* _WORK REQUEST_
Please find the number of lines in the material below where the string "icon" occurs, and give only that number.
————
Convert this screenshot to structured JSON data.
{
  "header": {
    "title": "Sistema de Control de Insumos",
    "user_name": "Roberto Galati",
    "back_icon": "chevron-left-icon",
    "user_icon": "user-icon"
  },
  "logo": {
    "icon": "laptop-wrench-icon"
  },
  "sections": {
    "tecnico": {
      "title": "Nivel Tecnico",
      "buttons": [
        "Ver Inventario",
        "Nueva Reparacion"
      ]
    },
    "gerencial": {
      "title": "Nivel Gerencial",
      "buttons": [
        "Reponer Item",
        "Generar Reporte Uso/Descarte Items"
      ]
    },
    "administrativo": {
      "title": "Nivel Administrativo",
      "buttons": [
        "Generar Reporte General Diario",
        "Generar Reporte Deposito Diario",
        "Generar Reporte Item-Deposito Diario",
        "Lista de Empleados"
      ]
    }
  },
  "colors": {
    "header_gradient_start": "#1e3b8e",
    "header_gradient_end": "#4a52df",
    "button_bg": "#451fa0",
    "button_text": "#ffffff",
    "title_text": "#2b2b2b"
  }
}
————
* _EXERCISE SOLUTION_
3